America's woman suffrage movement was founded in the mid 19th century by women who had become politically active through their work in the abolitionist and temperance movements.
On Dec. 2, 1859, abolitionist John Brown was hanged in Charleston, Va., for his leadership of a plot to incite slave rebellion.
On August 20, 1830 the National Negro Convention held its first meeting in Philadelphia. The event was chaired and led by Bishop Richard Allen.

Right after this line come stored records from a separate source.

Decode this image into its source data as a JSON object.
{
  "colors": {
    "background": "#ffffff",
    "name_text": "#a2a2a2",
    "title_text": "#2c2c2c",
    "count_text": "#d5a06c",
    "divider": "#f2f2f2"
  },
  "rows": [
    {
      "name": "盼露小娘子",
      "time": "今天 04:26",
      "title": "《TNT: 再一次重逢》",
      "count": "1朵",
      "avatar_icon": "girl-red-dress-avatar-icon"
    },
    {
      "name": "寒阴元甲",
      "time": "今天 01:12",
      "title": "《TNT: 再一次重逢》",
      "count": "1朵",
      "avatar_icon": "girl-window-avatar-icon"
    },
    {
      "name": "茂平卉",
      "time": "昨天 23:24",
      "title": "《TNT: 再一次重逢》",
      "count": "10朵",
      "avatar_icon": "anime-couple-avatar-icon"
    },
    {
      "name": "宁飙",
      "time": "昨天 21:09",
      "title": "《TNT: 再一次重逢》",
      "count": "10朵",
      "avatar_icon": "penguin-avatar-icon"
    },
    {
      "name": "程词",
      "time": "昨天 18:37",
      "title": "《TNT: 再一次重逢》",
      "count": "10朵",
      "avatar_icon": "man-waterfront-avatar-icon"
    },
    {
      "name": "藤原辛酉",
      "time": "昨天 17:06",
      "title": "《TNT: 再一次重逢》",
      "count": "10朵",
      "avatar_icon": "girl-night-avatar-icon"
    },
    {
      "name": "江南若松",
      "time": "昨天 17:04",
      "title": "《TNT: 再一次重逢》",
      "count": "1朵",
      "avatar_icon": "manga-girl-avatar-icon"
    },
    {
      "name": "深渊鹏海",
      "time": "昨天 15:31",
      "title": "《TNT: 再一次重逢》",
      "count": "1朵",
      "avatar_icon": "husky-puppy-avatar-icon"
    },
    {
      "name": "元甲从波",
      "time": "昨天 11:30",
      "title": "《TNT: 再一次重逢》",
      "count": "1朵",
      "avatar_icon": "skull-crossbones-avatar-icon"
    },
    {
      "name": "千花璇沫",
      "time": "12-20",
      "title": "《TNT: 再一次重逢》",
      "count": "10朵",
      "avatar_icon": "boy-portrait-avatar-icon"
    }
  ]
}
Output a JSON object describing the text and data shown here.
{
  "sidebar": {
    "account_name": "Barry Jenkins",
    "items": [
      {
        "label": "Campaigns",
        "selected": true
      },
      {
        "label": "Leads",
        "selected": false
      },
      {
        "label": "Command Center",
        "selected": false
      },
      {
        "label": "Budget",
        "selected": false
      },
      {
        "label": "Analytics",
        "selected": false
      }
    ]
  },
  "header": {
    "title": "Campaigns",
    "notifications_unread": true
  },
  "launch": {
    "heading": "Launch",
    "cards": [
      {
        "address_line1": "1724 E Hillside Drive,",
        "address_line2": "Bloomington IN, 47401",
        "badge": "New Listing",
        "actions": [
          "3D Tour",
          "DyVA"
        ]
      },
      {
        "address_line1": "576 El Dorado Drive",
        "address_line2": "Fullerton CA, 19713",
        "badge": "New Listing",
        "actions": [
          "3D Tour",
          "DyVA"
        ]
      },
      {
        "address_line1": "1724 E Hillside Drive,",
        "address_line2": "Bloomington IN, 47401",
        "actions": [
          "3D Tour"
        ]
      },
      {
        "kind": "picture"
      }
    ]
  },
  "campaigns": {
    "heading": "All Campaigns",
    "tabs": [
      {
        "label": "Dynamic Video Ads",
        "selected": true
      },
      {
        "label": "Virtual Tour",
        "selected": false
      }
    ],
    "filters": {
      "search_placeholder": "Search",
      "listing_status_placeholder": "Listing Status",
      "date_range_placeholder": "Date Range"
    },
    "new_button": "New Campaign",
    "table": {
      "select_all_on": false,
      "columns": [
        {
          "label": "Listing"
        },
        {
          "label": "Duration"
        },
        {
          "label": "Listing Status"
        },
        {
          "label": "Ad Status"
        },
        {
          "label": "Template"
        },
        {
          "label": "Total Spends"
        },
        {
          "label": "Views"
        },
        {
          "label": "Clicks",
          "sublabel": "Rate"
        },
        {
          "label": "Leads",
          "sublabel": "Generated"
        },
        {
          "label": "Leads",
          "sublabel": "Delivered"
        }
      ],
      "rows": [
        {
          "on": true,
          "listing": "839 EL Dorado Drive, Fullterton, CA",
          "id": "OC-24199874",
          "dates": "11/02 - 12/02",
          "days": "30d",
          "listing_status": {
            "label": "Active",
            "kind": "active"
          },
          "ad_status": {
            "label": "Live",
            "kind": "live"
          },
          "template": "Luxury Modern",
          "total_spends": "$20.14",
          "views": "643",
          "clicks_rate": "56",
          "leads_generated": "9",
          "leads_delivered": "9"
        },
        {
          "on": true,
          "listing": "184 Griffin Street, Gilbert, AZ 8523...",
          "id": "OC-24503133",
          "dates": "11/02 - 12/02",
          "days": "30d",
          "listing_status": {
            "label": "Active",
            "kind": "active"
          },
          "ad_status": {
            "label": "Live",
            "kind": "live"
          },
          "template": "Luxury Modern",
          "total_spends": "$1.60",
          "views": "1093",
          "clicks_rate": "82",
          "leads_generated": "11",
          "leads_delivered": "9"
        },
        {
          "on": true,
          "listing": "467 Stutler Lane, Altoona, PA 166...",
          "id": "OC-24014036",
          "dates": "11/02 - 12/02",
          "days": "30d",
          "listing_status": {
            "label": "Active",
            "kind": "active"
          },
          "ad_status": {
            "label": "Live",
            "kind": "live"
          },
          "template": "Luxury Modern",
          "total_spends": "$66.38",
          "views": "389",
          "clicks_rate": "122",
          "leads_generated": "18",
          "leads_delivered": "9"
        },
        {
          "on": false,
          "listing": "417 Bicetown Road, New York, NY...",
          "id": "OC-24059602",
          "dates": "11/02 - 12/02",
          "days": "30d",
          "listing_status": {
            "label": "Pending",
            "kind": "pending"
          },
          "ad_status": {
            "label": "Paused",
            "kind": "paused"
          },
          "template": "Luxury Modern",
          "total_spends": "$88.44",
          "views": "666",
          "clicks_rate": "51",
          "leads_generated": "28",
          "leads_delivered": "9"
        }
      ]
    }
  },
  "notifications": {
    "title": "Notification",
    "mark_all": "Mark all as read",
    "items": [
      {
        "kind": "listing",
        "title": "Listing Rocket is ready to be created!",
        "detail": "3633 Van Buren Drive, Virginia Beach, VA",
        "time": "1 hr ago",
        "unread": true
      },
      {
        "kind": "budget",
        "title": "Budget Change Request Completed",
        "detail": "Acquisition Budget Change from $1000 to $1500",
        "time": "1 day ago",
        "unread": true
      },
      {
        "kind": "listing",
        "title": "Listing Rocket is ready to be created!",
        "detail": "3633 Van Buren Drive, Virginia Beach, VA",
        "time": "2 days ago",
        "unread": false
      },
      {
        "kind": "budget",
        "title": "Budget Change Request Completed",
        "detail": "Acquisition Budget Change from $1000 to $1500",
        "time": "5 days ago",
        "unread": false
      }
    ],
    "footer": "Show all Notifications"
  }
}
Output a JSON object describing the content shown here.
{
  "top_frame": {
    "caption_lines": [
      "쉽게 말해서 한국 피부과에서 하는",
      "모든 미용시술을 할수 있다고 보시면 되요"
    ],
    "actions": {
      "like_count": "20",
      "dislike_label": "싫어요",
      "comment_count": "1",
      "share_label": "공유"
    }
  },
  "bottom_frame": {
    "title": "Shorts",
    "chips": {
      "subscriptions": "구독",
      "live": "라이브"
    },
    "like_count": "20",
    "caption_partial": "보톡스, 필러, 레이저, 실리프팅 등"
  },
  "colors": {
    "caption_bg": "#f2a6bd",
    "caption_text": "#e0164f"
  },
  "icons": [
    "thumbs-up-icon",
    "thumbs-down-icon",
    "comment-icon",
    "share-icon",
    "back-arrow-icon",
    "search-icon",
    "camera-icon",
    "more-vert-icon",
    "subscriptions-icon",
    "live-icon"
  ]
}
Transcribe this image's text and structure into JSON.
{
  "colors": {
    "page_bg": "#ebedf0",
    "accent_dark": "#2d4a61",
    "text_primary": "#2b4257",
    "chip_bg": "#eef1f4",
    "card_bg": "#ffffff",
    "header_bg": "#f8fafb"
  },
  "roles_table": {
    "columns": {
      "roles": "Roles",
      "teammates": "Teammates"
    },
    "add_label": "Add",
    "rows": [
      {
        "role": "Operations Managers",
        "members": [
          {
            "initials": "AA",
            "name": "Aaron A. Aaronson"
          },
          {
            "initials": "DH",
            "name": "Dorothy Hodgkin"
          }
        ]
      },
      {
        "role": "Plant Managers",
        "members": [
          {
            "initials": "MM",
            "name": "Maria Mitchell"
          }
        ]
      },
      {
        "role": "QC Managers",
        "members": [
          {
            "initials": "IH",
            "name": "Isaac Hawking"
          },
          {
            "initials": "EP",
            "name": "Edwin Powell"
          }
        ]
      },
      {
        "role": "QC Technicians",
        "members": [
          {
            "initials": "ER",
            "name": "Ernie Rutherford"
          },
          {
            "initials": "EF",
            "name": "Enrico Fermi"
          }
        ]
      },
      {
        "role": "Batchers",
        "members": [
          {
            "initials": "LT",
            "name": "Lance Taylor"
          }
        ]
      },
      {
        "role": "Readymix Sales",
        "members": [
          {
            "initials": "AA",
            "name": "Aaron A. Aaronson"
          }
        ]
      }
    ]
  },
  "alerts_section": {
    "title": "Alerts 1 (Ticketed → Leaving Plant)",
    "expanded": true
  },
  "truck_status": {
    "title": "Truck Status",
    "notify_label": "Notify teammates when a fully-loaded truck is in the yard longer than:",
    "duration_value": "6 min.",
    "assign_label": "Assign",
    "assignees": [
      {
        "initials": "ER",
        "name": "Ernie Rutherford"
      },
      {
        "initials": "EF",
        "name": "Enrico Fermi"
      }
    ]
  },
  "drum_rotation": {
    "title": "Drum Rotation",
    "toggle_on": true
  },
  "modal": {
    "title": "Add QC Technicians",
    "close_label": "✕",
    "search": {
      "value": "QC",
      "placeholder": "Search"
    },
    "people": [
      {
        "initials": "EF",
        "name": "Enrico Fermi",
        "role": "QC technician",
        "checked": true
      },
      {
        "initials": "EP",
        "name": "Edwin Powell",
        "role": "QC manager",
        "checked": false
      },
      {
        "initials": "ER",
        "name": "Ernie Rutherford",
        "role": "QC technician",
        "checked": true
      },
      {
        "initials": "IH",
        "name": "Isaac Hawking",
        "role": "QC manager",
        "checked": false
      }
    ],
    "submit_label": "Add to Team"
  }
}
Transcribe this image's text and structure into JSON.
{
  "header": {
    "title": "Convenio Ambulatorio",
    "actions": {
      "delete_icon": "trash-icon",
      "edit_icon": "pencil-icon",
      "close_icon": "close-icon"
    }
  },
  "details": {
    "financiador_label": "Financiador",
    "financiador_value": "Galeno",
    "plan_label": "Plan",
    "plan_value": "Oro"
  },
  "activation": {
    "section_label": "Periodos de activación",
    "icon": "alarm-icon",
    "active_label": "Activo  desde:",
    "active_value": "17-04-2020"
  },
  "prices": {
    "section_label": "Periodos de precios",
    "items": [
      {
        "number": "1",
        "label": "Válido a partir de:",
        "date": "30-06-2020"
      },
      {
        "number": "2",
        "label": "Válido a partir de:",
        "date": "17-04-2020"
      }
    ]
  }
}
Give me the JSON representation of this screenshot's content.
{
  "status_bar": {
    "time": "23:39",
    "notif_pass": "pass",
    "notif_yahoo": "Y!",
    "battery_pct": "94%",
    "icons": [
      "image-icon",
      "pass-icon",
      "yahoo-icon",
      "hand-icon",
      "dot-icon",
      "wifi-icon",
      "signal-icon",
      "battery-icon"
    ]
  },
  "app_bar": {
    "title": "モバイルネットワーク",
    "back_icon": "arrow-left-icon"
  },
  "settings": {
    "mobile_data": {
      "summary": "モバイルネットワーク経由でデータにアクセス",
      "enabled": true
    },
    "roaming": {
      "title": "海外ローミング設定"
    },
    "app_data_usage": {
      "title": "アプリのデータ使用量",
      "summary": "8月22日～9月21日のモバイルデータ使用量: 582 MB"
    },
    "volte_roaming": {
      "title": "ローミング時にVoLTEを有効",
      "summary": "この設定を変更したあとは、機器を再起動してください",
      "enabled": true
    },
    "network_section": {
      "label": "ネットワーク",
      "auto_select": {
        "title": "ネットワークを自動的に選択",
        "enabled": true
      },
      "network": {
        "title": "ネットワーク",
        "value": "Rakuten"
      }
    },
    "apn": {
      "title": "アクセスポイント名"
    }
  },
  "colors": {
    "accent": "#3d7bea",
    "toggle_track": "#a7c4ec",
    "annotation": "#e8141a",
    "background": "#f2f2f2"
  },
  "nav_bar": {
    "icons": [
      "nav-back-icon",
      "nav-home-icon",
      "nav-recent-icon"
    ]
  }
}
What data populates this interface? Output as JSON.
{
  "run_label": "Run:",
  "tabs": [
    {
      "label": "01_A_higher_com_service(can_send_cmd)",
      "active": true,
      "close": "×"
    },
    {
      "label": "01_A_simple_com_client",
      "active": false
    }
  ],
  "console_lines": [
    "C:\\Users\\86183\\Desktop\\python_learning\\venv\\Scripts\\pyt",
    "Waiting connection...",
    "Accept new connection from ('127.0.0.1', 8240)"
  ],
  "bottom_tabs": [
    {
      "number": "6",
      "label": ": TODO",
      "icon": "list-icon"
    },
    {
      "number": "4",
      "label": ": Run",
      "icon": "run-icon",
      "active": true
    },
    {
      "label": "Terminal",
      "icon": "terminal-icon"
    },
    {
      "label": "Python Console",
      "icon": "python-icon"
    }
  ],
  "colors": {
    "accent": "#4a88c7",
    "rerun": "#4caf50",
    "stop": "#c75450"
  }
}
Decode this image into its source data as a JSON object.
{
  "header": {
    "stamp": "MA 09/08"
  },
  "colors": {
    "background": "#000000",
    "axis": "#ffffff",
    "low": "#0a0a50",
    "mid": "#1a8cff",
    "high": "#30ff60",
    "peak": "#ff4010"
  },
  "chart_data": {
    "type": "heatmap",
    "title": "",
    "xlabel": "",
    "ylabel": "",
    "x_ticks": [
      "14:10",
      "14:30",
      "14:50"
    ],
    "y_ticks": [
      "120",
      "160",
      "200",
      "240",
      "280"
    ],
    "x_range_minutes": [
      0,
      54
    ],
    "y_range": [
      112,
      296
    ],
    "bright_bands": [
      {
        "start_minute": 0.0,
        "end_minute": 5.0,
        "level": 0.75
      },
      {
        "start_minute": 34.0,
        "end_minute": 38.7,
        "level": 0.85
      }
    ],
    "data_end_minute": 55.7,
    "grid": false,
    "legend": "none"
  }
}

On June 18, 1822, slave revolt leaders Denmark Vesey, Peter Poyas and others were arrested in South Carolina. Vesey was hailed as a hero by abolitionists during the Civil War, including Frederick Douglass.